When I worked as a group home therapist, I heard a myth that always haunted and remained with me. Several of the Mexican American boys would speak of “the crying woman,” (they also called her “La Madrona”), and like their own personal stories, “La Madrona” was a fragmentary myth steeped in deeper truths.
The boys in the group home were either tough, or trying to be, and so they rarely spoke about emotions or showed vulnerability. And yet as a parent the pathos of these boys who looked to the male staff as father, brother, cousin figures still all palpably missed, if not their mothers, at least a mother.
Every now and then the mood might be right for vulnerability; perhaps it was the holiday season when sitting around on the heartbreakingly ugly couches after dinner meant it had been dark since four p.m. and thus felt like midnight at eight-thirty; maybe it would be in the melancholy afternoons of late summer when something would trigger a memory, or a feeling and an association to La Madrona; maybe it would be in fall, when the Santa Anna winds howled across the San Fernando valley, hot and dry out of Death Valley.
And the story the boys would re-construct was little more than this: The sound of the wind at night, in the tunnels of Mexico City, was said to be the voice of “La Madrona” who cried for all the lost children.

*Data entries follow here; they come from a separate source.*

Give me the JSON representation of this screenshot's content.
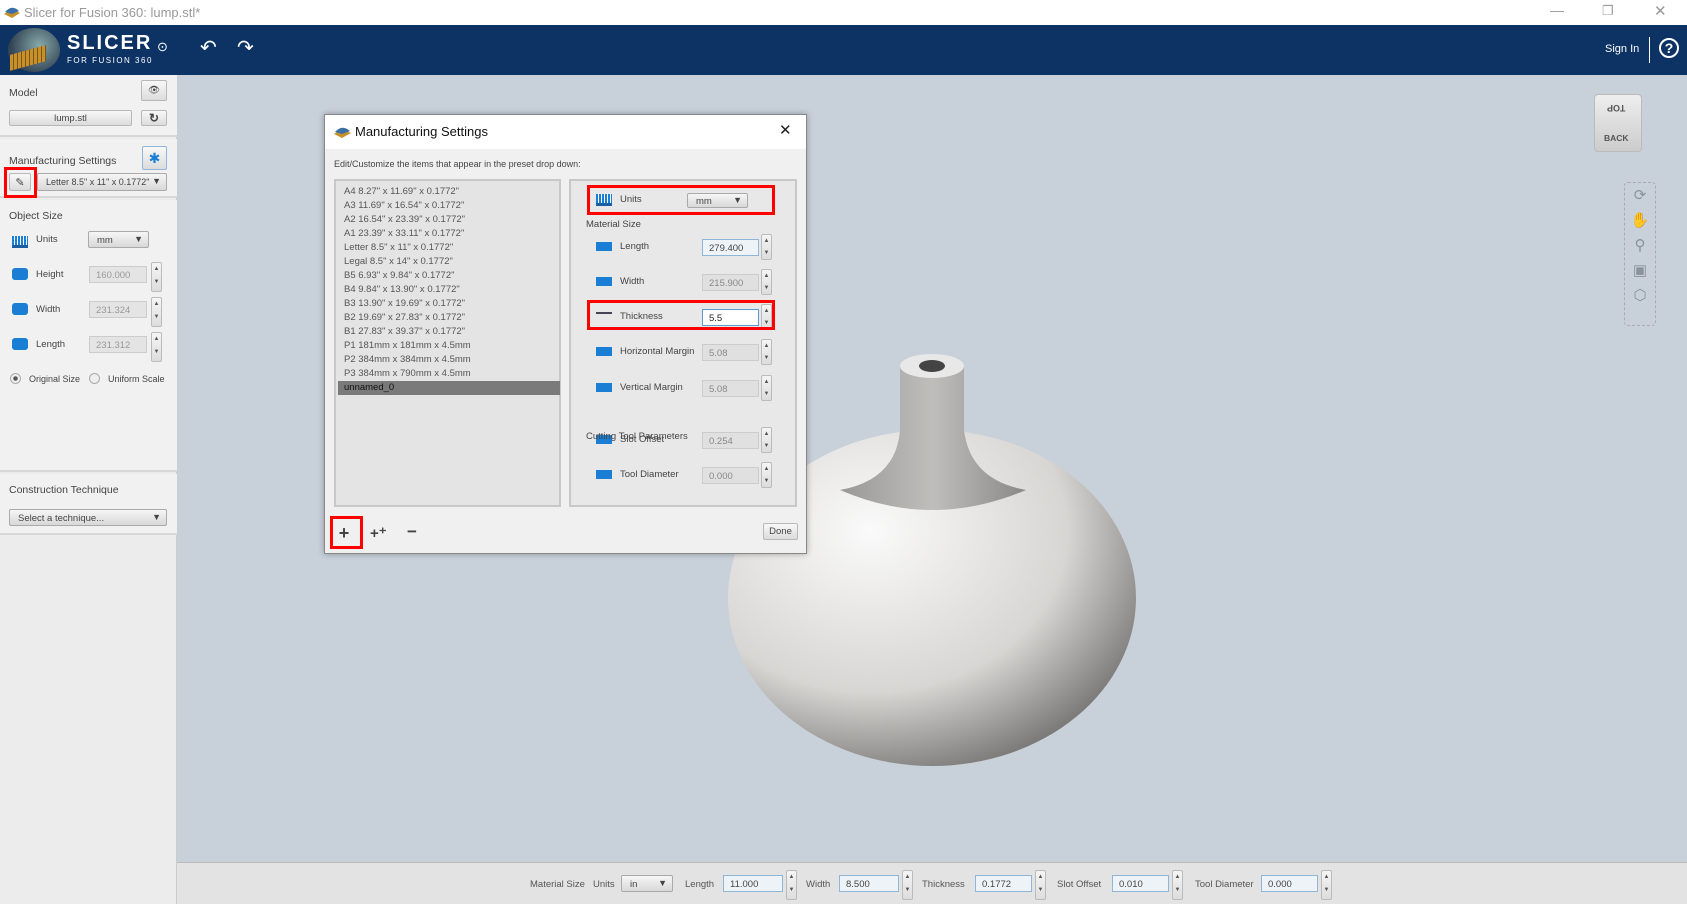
{
  "window": {
    "title": "Slicer for Fusion 360: lump.stl*"
  },
  "header": {
    "logo_main": "SLICER",
    "logo_sub": "FOR FUSION 360",
    "sign_in": "Sign In",
    "help": "?"
  },
  "left": {
    "model_label": "Model",
    "model_file": "lump.stl",
    "mfg_label": "Manufacturing Settings",
    "preset": "Letter 8.5\" x 11\" x 0.1772\"",
    "object_size": "Object Size",
    "units_label": "Units",
    "units_value": "mm",
    "height_label": "Height",
    "height_value": "160.000",
    "width_label": "Width",
    "width_value": "231.324",
    "length_label": "Length",
    "length_value": "231.312",
    "original_size": "Original Size",
    "uniform_scale": "Uniform Scale",
    "construction": "Construction Technique",
    "technique_placeholder": "Select a technique..."
  },
  "dialog": {
    "title": "Manufacturing Settings",
    "close": "✕",
    "instructions": "Edit/Customize the items that appear in the preset drop down:",
    "presets": [
      "A4 8.27\" x 11.69\" x 0.1772\"",
      "A3 11.69\" x 16.54\" x 0.1772\"",
      "A2 16.54\" x 23.39\" x 0.1772\"",
      "A1 23.39\" x 33.11\" x 0.1772\"",
      "Letter 8.5\" x 11\" x 0.1772\"",
      "Legal 8.5\" x 14\" x 0.1772\"",
      "B5 6.93\" x 9.84\" x 0.1772\"",
      "B4 9.84\" x 13.90\" x 0.1772\"",
      "B3 13.90\" x 19.69\" x 0.1772\"",
      "B2 19.69\" x 27.83\" x 0.1772\"",
      "B1 27.83\" x 39.37\" x 0.1772\"",
      "P1 181mm x 181mm x 4.5mm",
      "P2 384mm x 384mm x 4.5mm",
      "P3 384mm x 790mm x 4.5mm",
      "unnamed_0"
    ],
    "units_label": "Units",
    "units_value": "mm",
    "material_size": "Material Size",
    "length_label": "Length",
    "length_value": "279.400",
    "width_label": "Width",
    "width_value": "215.900",
    "thickness_label": "Thickness",
    "thickness_value": "5.5",
    "hmargin_label": "Horizontal Margin",
    "hmargin_value": "5.08",
    "vmargin_label": "Vertical Margin",
    "vmargin_value": "5.08",
    "cutting_tool": "Cutting Tool Parameters",
    "slot_label": "Slot Offset",
    "slot_value": "0.254",
    "tool_label": "Tool Diameter",
    "tool_value": "0.000",
    "add": "+",
    "duplicate": "+⁺",
    "remove": "−",
    "done": "Done"
  },
  "viewcube": {
    "top": "TOP",
    "back": "BACK"
  },
  "bottom": {
    "material_size": "Material Size",
    "units_label": "Units",
    "units_value": "in",
    "length_label": "Length",
    "length_value": "11.000",
    "width_label": "Width",
    "width_value": "8.500",
    "thickness_label": "Thickness",
    "thickness_value": "0.1772",
    "slot_label": "Slot Offset",
    "slot_value": "0.010",
    "tool_label": "Tool Diameter",
    "tool_value": "0.000"
  },
  "colors": {
    "header": "#0d3364",
    "highlight": "#ff0000",
    "accent": "#1a7fd4"
  }
}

It wasn’t much of a myth, yet it packed a resonant punch when told by boys without mothers to care for them. And just as cave painting are not pictures of horses and bison—they are horses and bison (and if you ever are fortunate enough to step into a 40,000 year old cave and encounter them you will viscerally sense what I mean), to my boys in the group home, “La Madrona” was not a myth, she was/is real; she was the one who cared about them, who cried for them.
Knowing that I wanted to blog about “La Madrona,” as she had been real for me ever since I learned about her, and since I thought about her any time desolate wind tried to tell me something, I Googled her… and found nothing. A little more searching for Latino stories and “crying woman” lead me to something about “La Llorona” and modern Latino myths. In this tale a mother who has lost her children tries to capture other children to replace her loss—a tale meant to be read to kids, by their moms, to warn them not to wander off, talk to strangers—and to know how much mothers love their children and would grieve their loss.
“My kids,” however (and there was one who all the other boys teased as being a dead ringer for me, and thus my son) were children who had lost moms to cancer (and then been told it was their fault); or who had been dropped off at the police station and told to take them because they were bad (and eight years old); or who had been conceived, via rape, by a psychotic mother in a state mental hospital. And having spent some years with these children, with their maddening troubles, their pathos and their vibrant humanity, I can tell you that the wind does cry for them, as our society really doesn’t—doesn’t even see them. And so in their story at least, the crying woman cries for all lost children… including even them.
I don’t know if I misheard the kids who told me the tale, or if they misheard it to start with, but the veracity of hearing about “La Madrona” (and not La Llorona) in a specific place, at a specific time, from specific children who, if they knew nothing else (although they in fact knew much indeed), certainly knew this story at a personal level… and for that reason the wind in the tunnel, for me at least, will always be “La Madrona.”
So let’s dedicate today to honoring, and making “La Madrona” real, by truly caring about all the children who have little but the wind to comfort them.